In the family room, a large, a natural linen sectional invites hangout comfort for family and friends. The addition of a built-in entertainment center and French doors to the screened-in porch are functional updates, and the palette of dove grays and neutrals is anything but dull. The window treatments’ geometric design echoes in the ottoman’s octagonal, aged brass base, and a bit of metallic in the abstract rug catches the barest glint of light. Texture shines softly, too, in the ottoman’s shagreen finish and the chairs’ smoky gray velvet. “Very nice and subtle, not over the top,” Cumbaa says.
“I wanted something neutral that I could keep, even if I changed out things in here,” Corri says. “I’m just not a big floral person,” but a fondness for geometrics translates into plenty of visual appeal throughout the house. A close look reveals a nod to the sea, too, in clamshells, oyster shell art, and a pair of coral lamps.
An antelope print rug lays down a cozy foundation in the living room. Though more formal, “We use it a ton,” Corri says, particularly in the winter when the fireplace is a magnet. The settee’s Greek key and nailhead trim caught her eye, and she had the nailhead detail repeated on a tufted ottoman to go with it. A cylindrical side table of round mirrors adds a mod touch that tips a hat to the ‘70s. “I was looking for something that size to go right there and thought, oh, that’s perfect!”
The dining room wallpaper stayed, but the rest? “Corri definitely has an affinity for wall coverings. We both do,” says Lorie Baird, owner of Love Blue Designs, who, in addition to designing jewelry and home accessories, also helped Zepponi with some of the recent interior design. “We’ve joked that if anything held still long enough, we’d wallpaper it.” A recent foyer redo is evidence enough with Thibaut grasscloth in the richest tones of gray—“just so warm and pretty,” Baird says.

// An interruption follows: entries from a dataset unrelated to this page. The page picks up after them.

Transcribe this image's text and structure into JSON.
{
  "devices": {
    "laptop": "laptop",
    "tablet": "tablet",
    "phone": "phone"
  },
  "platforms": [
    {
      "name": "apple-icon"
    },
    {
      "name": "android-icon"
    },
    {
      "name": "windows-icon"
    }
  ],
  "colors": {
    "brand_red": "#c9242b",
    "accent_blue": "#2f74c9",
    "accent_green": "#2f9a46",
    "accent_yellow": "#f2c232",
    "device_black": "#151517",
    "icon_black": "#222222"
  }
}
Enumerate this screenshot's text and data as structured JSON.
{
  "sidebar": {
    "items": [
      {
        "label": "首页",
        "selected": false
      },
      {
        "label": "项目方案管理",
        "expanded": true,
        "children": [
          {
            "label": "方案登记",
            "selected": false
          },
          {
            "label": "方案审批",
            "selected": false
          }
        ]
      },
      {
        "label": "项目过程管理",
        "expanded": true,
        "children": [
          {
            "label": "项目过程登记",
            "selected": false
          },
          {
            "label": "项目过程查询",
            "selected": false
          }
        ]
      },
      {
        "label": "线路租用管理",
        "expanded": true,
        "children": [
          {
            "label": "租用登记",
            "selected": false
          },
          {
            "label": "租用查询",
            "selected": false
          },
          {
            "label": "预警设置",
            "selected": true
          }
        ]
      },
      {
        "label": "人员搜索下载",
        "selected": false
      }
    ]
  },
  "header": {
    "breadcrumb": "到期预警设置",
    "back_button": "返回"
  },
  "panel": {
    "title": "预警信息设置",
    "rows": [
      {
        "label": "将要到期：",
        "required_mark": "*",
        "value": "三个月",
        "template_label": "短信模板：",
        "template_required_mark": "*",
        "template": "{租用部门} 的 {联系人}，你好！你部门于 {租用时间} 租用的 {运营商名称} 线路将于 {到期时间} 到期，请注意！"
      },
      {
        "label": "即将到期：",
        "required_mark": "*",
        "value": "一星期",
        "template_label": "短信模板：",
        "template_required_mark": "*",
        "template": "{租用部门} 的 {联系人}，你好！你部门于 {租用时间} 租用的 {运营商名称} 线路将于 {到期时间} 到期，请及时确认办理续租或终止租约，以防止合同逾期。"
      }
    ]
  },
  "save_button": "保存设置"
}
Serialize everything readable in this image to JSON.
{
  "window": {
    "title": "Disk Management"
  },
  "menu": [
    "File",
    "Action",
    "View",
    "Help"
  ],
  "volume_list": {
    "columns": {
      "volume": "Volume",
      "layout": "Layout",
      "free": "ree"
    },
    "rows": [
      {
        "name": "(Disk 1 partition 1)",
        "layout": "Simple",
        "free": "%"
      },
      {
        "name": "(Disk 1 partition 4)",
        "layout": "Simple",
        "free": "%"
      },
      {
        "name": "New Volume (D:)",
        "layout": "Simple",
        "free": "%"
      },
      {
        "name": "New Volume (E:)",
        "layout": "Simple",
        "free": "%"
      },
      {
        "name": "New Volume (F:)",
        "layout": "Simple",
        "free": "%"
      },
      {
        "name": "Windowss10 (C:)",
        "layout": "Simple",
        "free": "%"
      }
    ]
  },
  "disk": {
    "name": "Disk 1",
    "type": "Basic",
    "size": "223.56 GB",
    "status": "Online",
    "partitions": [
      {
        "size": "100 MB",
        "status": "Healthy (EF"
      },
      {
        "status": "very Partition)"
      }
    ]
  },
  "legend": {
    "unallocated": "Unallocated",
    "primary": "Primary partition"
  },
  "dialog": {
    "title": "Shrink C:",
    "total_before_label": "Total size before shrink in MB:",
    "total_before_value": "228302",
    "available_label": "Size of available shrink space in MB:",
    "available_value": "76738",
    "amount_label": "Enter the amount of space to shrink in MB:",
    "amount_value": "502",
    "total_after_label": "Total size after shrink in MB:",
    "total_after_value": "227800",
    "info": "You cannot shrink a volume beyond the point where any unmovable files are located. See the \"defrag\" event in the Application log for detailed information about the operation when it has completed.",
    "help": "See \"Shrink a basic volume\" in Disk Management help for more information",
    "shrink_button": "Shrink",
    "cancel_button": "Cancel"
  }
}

It plays well with the herringbone hide rug and signals the warm hues and hospitality found inside. “All that living space is the heart of their home.”
In its previous life, the house was much more formal, Corri says. But with two growing children—son Lawson, 15, and daughter Laura Chappel, 11— “We wanted to make it more casual and family friendly because we always have a ton of kids over here,” from both school and the neighborhood.
And, as longtime friend Baird notes, “She lets them live in every square inch.”
Even when the kids aren’t physically present, black-and-white photographs of Lawson and Laura Chappel keep the two always in view. A collection of them by Miki Turner McCurdy hangs in the stairway, and another suite of photos, by Jade Lott, graces a hallway. Susan Woodard watercolor portraits on the wall and tabletops capture other family members.
Upstairs is the kids’ domain, with a den on the landing and a playroom-turned-guest-room ready to host pals. Her daughter’s bedroom, recently redone for her eleventh birthday, is a sweet retreat for the preteen. Cumbaa’s and Baird’s input and Laura Chappel’s selections result in a fresh take, highlighted by pink geometrics and a green dot print (ever so slightly fawn-like) by Erika M. Powell Textiles.
The big brass pulls on the chest of drawers add a touch of glam, as does the strand of white twinkly lights framing the door to her bath. It was a Jack and Jill bathroom back in the day, but they closed it off for her very own two years ago (teenager Lawson has his own off the hallway).
A double-sink marble countertop and custom shower curtain are set off by the distinctive Thibaut wallpaper of perfume bottles in fresh spring green and hot pink (a favorite of Fratesi’s and a colorful cue for the bedroom update). “I wanted something that would grow with her, that we could keep, but that didn’t look too grown-up when we moved in,” Corri says of the pretty design.
Family and connection continue to be part of the story of this house, and the Zepponi family of four easily fills the spacious home, with room to spread out and spaces to come together—happily at home in a style that’s both sophisticated and practical, lovely and livable.